*What you should do*: In the data below, find every line with the word "this" and copy it out.

*Input material*:
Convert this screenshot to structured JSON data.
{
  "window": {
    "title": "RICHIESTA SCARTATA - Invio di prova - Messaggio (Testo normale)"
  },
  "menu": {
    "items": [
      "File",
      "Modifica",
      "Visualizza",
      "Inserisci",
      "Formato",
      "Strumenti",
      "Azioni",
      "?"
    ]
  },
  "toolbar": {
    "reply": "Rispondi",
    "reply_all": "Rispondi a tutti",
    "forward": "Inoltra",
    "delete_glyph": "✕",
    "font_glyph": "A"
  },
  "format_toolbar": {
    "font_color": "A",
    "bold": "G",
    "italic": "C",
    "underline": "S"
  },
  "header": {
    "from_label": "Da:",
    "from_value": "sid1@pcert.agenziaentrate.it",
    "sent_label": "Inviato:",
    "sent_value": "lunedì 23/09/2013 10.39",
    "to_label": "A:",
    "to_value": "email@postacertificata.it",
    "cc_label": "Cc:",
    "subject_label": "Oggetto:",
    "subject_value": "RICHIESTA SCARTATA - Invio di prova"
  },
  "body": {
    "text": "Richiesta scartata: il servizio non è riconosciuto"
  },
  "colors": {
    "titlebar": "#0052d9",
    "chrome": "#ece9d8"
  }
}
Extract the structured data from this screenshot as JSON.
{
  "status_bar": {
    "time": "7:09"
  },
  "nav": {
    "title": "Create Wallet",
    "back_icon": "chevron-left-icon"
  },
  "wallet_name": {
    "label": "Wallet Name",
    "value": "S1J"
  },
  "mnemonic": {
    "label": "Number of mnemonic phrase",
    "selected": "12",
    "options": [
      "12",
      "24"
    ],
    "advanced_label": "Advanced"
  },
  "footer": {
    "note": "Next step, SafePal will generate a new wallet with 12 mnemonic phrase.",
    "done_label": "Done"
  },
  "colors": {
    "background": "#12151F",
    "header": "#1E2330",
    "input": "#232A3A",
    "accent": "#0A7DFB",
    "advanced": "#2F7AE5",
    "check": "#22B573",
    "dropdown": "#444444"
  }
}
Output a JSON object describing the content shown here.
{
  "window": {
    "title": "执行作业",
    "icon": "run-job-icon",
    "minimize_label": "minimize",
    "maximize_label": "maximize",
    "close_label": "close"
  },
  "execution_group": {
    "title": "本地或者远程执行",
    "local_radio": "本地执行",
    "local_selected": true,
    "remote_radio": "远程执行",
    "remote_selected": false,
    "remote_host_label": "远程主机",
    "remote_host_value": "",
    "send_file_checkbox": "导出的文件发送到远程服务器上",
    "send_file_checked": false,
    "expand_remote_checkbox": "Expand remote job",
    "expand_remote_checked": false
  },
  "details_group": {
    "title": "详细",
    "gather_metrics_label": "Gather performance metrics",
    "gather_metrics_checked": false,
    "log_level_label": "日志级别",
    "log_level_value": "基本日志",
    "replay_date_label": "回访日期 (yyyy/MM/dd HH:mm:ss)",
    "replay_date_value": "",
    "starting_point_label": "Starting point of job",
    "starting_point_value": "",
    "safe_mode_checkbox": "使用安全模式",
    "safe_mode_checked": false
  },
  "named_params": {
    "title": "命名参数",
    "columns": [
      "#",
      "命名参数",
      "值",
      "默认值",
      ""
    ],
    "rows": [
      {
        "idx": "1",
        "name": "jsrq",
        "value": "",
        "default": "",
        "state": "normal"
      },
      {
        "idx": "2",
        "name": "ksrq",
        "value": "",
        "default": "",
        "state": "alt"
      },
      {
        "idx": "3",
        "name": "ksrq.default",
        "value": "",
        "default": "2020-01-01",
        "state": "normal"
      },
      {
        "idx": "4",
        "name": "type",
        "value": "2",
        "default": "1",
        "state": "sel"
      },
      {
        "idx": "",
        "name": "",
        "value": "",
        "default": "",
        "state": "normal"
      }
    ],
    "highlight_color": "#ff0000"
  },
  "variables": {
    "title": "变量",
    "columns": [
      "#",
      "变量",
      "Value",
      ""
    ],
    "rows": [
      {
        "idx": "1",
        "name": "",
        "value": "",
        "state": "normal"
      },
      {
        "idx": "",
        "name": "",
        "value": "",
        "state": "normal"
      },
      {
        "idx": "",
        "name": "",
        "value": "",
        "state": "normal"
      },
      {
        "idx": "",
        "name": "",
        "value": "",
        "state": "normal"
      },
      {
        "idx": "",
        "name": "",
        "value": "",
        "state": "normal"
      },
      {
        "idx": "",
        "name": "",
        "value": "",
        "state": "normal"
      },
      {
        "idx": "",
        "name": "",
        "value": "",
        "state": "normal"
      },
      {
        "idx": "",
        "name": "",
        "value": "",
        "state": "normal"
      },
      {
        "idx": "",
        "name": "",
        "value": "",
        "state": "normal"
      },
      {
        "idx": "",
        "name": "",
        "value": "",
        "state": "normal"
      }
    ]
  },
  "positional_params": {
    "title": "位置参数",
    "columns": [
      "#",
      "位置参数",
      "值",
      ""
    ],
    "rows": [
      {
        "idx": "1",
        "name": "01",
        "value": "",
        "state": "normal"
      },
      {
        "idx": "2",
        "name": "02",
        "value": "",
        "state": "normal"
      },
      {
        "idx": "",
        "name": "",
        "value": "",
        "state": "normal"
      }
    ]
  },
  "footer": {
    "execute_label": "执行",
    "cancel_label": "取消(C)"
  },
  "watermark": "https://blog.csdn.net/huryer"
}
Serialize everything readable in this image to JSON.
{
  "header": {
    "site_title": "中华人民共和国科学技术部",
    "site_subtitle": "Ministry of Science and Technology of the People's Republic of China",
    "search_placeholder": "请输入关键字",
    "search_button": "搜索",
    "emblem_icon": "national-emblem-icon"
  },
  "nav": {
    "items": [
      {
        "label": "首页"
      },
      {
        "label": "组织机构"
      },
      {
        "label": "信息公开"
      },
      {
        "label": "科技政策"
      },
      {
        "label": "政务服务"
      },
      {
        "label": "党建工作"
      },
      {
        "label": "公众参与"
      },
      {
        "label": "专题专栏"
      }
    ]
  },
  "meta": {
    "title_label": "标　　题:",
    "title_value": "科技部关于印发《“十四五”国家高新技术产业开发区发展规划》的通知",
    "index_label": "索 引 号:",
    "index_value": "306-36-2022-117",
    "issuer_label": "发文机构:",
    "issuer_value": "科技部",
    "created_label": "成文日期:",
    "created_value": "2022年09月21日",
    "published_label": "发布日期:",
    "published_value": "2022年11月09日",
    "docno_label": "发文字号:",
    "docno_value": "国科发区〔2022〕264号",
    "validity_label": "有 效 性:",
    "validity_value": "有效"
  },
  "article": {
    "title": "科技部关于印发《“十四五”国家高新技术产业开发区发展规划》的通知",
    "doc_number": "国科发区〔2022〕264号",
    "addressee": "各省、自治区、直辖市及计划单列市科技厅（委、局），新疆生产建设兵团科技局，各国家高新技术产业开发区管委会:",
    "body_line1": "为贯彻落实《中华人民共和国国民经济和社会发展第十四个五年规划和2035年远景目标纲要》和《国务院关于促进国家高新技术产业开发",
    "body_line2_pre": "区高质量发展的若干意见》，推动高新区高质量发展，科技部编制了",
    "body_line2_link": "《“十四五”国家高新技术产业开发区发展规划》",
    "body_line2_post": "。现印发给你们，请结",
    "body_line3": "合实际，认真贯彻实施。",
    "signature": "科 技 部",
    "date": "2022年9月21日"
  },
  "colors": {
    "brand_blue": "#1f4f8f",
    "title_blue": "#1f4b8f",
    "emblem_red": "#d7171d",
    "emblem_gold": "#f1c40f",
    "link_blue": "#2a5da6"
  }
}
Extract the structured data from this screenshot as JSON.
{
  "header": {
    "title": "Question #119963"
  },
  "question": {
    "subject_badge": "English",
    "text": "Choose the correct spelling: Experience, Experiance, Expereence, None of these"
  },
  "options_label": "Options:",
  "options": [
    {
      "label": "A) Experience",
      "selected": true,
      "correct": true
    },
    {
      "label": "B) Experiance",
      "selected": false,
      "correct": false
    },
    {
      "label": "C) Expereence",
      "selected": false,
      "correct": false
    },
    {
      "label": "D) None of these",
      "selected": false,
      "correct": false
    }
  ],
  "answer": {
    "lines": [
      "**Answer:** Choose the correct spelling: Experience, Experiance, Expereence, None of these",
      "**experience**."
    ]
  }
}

*Response area*:
Convert this screenshot to structured JSON data.
Extract the structured data from this screenshot as JSON.
Serialize everything readable in this image to JSON.
Extract the structured data from this screenshot as JSON.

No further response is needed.